Speeding Rating:
The speed the tire can maintain safely. A higher speed rating indicates the car can handle better at high speeds. The speed rating is often located on the sidewall of a tire.

Stability:
The ability of a tire to respond to steering inputs and to external forces.

Staggering/Staggered Fitment:
A term used when the rear wheels are bigger or wider than the front wheels. Staggered fitment can only be done to a rear wheel drive car.

Steel Belted Radial:
A radial tire made with steel belts (rather than fabric belts).

Studs:
Strong pieces of metal planted within a tire tread to provide more traction in ice or snow.

Tire Disposal/Recycling Fee:
Most states charge a mandatory fee through a retailer for disposing of or recycling a tire. The price can range from $1.00 or more.

Tire Size:
A collection of numbers and letters that tells you the tire width, sidewall height (aspect ratio) and wheel diameter, among other information. For example, the tire size 225/45R17 tells you that the tire has a width of 225 millimeters, an aspect ratio of 45%, and a wheel diameter of 17 inches. Tire size can be found on the sidewall of a tire.

TPMS (Tire Pressure Monitoring System):
The tire pressure monitoring system warns you when a tire is low on tire pressure. A yellow horseshoe symbol with an exclamation point will appear on the dashboard of the car.

Tread Depth:
The measured distance from the bottome of a tire’s tread grooves to the tread surface.
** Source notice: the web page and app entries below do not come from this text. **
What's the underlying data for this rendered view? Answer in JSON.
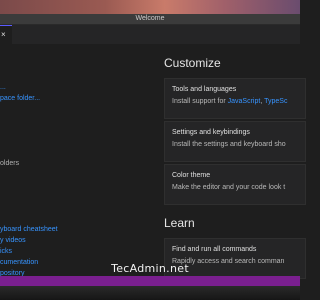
{
  "window": {
    "title": "Welcome"
  },
  "tab": {
    "close_icon": "×"
  },
  "left": {
    "start_links": [
      "...",
      "pace folder..."
    ],
    "recent_text": "olders",
    "help_links": [
      "yboard cheatsheet",
      "y videos",
      "icks",
      "cumentation",
      "pository"
    ]
  },
  "customize": {
    "heading": "Customize",
    "cards": [
      {
        "title": "Tools and languages",
        "desc_prefix": "Install support for ",
        "desc_link1": "JavaScript",
        "desc_sep": ", ",
        "desc_link2": "TypeSc"
      },
      {
        "title": "Settings and keybindings",
        "desc": "Install the settings and keyboard sho"
      },
      {
        "title": "Color theme",
        "desc": "Make the editor and your code look t"
      }
    ]
  },
  "learn": {
    "heading": "Learn",
    "cards": [
      {
        "title": "Find and run all commands",
        "desc": "Rapidly access and search comman"
      }
    ]
  },
  "watermark": "TecAdmin.net",
  "colors": {
    "link": "#3794ff",
    "statusbar": "#7a1f8f",
    "tab_accent": "#5b5bff"
  }
}
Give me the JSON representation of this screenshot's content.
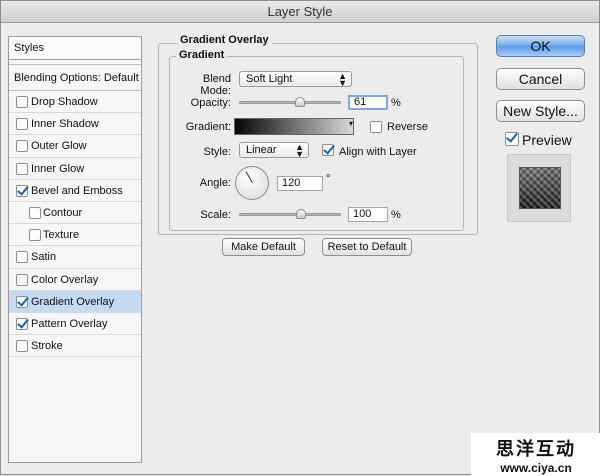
{
  "window": {
    "title": "Layer Style"
  },
  "sidebar": {
    "header": "Styles",
    "blending": "Blending Options: Default",
    "items": [
      {
        "label": "Drop Shadow",
        "checked": false,
        "sub": false,
        "selected": false
      },
      {
        "label": "Inner Shadow",
        "checked": false,
        "sub": false,
        "selected": false
      },
      {
        "label": "Outer Glow",
        "checked": false,
        "sub": false,
        "selected": false
      },
      {
        "label": "Inner Glow",
        "checked": false,
        "sub": false,
        "selected": false
      },
      {
        "label": "Bevel and Emboss",
        "checked": true,
        "sub": false,
        "selected": false
      },
      {
        "label": "Contour",
        "checked": false,
        "sub": true,
        "selected": false
      },
      {
        "label": "Texture",
        "checked": false,
        "sub": true,
        "selected": false
      },
      {
        "label": "Satin",
        "checked": false,
        "sub": false,
        "selected": false
      },
      {
        "label": "Color Overlay",
        "checked": false,
        "sub": false,
        "selected": false
      },
      {
        "label": "Gradient Overlay",
        "checked": true,
        "sub": false,
        "selected": true
      },
      {
        "label": "Pattern Overlay",
        "checked": true,
        "sub": false,
        "selected": false
      },
      {
        "label": "Stroke",
        "checked": false,
        "sub": false,
        "selected": false
      }
    ]
  },
  "panel": {
    "title": "Gradient Overlay",
    "subtitle": "Gradient",
    "blend_mode_label": "Blend Mode:",
    "blend_mode_value": "Soft Light",
    "opacity_label": "Opacity:",
    "opacity_value": "61",
    "opacity_unit": "%",
    "gradient_label": "Gradient:",
    "reverse_label": "Reverse",
    "reverse_checked": false,
    "style_label": "Style:",
    "style_value": "Linear",
    "align_label": "Align with Layer",
    "align_checked": true,
    "angle_label": "Angle:",
    "angle_value": "120",
    "angle_unit": "°",
    "scale_label": "Scale:",
    "scale_value": "100",
    "scale_unit": "%",
    "make_default": "Make Default",
    "reset_default": "Reset to Default"
  },
  "actions": {
    "ok": "OK",
    "cancel": "Cancel",
    "new_style": "New Style...",
    "preview_label": "Preview",
    "preview_checked": true
  },
  "watermark": {
    "chinese": "思洋互动",
    "url": "www.ciya.cn"
  }
}
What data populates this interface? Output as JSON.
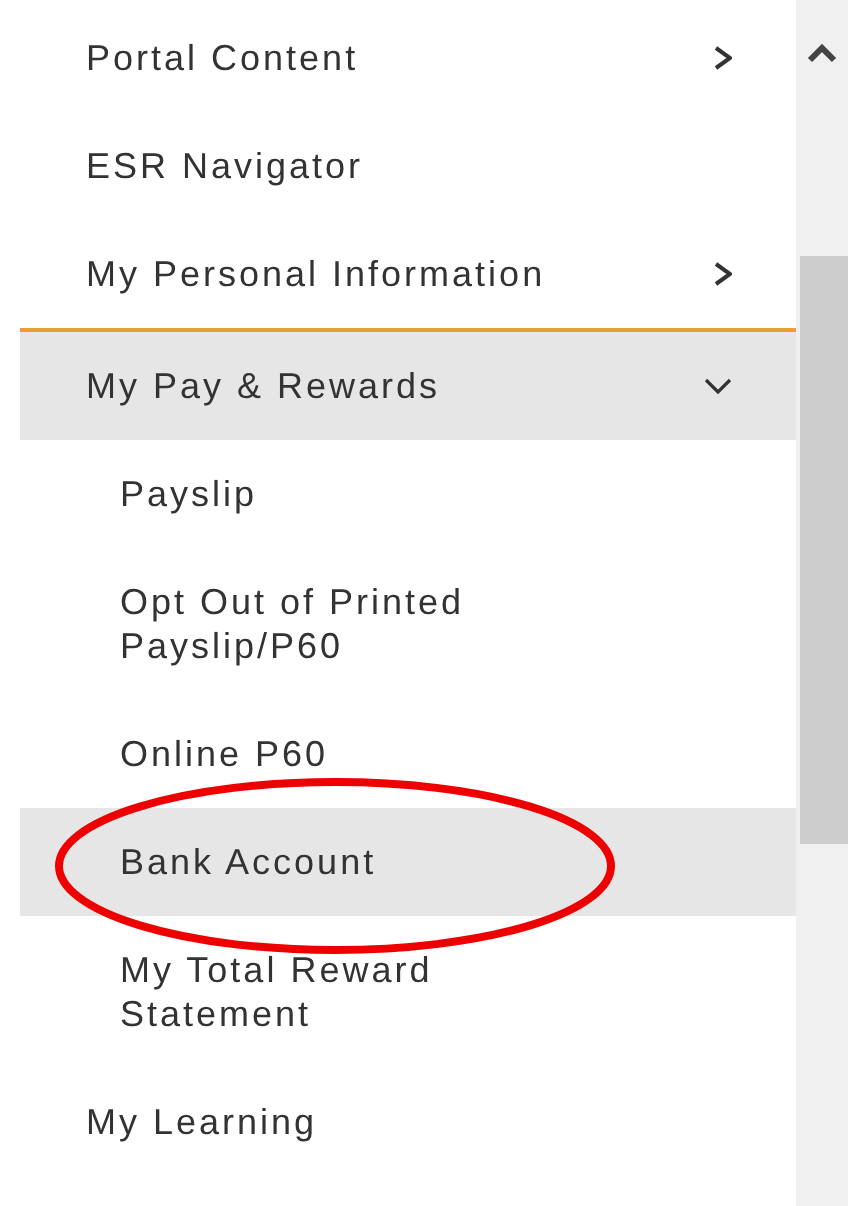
{
  "menu": {
    "items": [
      {
        "label": "Portal Content",
        "kind": "branch",
        "expanded": false,
        "selected": false,
        "circled": false
      },
      {
        "label": "ESR Navigator",
        "kind": "link",
        "selected": false,
        "circled": false
      },
      {
        "label": "My Personal Information",
        "kind": "branch",
        "expanded": false,
        "selected": false,
        "circled": false
      },
      {
        "label": "My Pay & Rewards",
        "kind": "branch",
        "expanded": true,
        "selected": true,
        "circled": false,
        "children": [
          {
            "label": "Payslip",
            "kind": "link",
            "selected": false,
            "circled": false
          },
          {
            "label": "Opt Out of Printed Payslip/P60",
            "kind": "link",
            "selected": false,
            "circled": false
          },
          {
            "label": "Online P60",
            "kind": "link",
            "selected": false,
            "circled": false
          },
          {
            "label": "Bank Account",
            "kind": "link",
            "selected": true,
            "circled": true
          },
          {
            "label": "My Total Reward Statement",
            "kind": "link",
            "selected": false,
            "circled": false
          }
        ]
      },
      {
        "label": "My Learning",
        "kind": "link",
        "selected": false,
        "circled": false
      }
    ]
  }
}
A 4/32 or deeper tread is good and anything less than 3/32″ means the tires need to be replaced soon.

Tread Life Warranty:
A tread-life warranty is not a money-back guarantee, its only a partial credit that is received when a tire doesn't meet the lifespan of the tire. Example if you purchase a 65,000 mile tire and you only get 45,000 miles out of the tire you will received a partial credit towards a new tire. Note that all tire maintenance documentation will be need in order to receive credit.

Tread Life:
The expected life span of a tire before it needs to be replaced. The Penny Test can be used to determine the status of the tread life.

Tread Wear Indicator/Tread Wear Bar:
An indicator bar that is molded into a tire. The bar is located at the bottom of the tread grooves in a tire. When the bar becomes visible, this is an indication that the tire needs to be replaced.

Tread:
The rubber part of a tire that makes contact with the road. Tire tread can often become worn and need to be retreaded over time.

UTQG Rating:
The Uniform Tire Quality Grading was created by the U.S. Department of Transportation to inform consumers of prevalent information needed to purchase tires.

Valve Assembly/Valve Stem:
A device that is used to let air in and out of a tire. The valve stem keeps other air from escaping.

Vehicle Placard:
Vehicle’s are required to have placards with tire information in a general location and common format. Vehicle placards list tire sizes, tire pressure, load carrying capacity, and speed rating. Usually located on the driver side door jam.

Wheel Weight/Wheel Balance:
When a tire is fitted to a wheel it is measured for balance and correction weights are applied to take away an imbalance.

Winter Tires/Snow Tires:
Designed specifically to help provide better traction in freezing conditions. The pliable tread in winter tires remain soft in cold temperatures, making them different than all-season tires.

Zero Offset:
When the hub mounting surface is centered within the rim.
0

Your Cart